> [WHAT YOU SHOULD DO] Find the string "content" in the records. Copy every line it appears in.
***** DATA LISTING
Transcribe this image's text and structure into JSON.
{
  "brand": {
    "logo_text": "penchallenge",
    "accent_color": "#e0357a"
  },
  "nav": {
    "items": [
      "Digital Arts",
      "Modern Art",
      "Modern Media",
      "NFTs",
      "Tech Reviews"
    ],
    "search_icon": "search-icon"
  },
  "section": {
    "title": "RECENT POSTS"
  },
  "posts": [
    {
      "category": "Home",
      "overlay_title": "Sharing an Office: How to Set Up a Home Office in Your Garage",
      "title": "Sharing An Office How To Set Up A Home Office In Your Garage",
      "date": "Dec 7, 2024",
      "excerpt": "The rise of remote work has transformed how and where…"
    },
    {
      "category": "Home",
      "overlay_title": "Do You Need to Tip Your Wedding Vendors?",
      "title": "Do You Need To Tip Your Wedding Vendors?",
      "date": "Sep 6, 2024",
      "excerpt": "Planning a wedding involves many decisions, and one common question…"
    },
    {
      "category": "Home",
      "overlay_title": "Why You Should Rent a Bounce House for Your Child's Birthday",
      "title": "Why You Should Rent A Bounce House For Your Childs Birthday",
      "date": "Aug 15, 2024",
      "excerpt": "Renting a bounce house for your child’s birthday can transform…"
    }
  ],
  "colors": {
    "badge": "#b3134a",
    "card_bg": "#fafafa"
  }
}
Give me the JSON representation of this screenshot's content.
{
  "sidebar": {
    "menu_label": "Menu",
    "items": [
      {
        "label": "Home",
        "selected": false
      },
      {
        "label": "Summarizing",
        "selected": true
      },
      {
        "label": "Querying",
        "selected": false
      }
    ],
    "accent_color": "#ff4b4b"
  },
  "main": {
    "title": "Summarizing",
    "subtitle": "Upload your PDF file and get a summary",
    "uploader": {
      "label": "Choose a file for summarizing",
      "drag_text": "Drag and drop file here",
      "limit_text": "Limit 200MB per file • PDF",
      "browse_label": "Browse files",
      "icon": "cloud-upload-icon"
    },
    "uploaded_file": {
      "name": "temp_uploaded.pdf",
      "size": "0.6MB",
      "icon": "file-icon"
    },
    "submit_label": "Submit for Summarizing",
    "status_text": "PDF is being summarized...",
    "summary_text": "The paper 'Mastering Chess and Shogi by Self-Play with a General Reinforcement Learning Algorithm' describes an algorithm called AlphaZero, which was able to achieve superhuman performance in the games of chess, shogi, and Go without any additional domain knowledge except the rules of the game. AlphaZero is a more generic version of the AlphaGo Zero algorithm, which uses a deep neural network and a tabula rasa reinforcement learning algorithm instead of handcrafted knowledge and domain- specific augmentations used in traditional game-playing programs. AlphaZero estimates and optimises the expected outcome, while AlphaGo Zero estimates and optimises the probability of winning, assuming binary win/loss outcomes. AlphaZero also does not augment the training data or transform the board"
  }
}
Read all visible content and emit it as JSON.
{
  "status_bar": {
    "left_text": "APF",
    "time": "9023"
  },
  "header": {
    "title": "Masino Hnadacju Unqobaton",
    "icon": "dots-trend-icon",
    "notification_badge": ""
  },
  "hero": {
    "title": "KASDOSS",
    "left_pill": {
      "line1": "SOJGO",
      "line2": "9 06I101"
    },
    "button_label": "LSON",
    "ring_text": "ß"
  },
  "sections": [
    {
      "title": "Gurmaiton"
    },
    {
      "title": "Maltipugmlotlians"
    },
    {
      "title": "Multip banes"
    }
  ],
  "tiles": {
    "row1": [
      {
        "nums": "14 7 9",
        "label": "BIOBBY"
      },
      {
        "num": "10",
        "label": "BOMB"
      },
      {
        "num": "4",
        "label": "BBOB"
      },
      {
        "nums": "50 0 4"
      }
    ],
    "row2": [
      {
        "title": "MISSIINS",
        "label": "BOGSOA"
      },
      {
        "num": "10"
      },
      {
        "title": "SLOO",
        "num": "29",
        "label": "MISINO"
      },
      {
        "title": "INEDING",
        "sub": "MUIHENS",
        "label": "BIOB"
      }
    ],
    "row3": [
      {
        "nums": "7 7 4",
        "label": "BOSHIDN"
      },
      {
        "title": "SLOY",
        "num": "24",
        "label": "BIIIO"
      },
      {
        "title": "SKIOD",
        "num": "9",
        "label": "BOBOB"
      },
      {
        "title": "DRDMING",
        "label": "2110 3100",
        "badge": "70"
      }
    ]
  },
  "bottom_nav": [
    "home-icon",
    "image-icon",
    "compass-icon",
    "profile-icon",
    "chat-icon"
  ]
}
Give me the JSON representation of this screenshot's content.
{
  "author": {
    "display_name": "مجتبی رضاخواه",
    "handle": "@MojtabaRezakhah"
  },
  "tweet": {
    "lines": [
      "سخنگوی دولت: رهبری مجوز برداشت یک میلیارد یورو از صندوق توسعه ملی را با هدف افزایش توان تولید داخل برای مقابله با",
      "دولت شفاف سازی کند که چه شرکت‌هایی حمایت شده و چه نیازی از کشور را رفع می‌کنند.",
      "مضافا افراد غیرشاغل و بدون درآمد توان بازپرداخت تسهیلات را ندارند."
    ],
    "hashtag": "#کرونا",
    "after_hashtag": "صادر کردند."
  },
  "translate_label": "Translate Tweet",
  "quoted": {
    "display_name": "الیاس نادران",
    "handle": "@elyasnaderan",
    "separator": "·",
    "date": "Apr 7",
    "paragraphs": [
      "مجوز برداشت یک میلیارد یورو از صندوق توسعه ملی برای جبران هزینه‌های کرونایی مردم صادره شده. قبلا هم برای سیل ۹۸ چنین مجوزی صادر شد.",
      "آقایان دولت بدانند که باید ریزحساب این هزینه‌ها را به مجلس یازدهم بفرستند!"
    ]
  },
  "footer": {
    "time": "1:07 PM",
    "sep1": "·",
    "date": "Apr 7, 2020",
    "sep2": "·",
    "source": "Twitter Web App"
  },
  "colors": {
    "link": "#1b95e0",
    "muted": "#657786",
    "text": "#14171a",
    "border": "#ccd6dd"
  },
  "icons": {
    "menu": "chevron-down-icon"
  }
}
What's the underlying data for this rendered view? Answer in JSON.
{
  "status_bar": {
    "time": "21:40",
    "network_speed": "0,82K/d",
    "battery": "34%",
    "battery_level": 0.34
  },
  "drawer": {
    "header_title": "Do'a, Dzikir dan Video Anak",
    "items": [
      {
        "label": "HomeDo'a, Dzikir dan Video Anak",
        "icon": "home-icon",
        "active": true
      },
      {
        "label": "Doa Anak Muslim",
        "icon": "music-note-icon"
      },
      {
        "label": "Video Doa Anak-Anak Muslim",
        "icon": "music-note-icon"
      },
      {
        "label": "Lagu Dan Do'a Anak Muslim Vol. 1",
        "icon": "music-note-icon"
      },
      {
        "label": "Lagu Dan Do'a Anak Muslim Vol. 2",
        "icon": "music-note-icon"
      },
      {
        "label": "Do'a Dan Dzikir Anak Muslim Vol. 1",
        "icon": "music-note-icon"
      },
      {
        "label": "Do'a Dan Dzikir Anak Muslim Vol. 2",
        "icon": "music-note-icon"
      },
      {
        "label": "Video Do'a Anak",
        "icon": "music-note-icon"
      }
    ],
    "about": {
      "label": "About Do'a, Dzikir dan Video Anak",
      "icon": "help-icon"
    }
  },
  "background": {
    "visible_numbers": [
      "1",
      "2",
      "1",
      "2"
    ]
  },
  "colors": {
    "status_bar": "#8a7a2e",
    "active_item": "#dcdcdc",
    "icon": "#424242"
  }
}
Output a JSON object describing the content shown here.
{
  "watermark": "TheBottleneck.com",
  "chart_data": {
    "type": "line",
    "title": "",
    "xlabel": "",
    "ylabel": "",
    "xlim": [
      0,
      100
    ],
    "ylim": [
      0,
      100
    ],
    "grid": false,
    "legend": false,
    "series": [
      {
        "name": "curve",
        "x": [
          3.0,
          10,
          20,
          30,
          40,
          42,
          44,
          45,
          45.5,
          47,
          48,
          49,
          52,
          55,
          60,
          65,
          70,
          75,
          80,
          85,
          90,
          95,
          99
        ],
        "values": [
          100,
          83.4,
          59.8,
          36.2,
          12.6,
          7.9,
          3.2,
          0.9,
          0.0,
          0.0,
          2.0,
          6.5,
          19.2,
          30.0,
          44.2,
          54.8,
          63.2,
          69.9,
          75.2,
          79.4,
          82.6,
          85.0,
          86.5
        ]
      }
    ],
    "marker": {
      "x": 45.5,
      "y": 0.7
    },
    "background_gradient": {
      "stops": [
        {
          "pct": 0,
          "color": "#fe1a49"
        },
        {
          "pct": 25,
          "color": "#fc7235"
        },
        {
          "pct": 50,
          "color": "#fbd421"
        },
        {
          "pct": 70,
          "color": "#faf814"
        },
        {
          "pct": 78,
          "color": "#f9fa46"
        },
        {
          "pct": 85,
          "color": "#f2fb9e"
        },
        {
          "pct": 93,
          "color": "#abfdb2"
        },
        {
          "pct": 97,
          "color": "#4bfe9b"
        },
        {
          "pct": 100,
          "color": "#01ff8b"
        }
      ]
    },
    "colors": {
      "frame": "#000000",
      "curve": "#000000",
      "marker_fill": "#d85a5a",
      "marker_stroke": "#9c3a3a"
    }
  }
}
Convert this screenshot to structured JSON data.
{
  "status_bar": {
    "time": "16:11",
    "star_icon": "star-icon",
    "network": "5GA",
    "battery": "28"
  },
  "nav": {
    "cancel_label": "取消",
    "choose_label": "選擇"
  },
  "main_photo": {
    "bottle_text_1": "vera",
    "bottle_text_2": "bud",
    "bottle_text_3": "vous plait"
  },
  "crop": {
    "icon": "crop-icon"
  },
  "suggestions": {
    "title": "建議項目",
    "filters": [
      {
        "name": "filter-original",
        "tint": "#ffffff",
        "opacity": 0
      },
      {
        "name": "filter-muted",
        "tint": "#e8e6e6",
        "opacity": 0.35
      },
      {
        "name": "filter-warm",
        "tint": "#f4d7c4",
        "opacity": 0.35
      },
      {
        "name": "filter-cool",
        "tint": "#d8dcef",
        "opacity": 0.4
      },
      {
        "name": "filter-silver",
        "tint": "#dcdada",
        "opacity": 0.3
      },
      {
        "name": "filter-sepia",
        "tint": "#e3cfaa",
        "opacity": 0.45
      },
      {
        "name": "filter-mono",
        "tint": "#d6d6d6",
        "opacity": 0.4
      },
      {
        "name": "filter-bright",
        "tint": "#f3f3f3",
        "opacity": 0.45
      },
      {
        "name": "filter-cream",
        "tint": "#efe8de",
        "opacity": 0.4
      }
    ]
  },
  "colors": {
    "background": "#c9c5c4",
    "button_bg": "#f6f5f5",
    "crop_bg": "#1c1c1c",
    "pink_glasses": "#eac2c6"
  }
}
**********
> [TASK OUTPUT]
Give me the JSON representation of this screenshot's content.
Read all visible content and emit it as JSON.
Give me the JSON representation of this screenshot's content.
Output a JSON object describing the content shown here.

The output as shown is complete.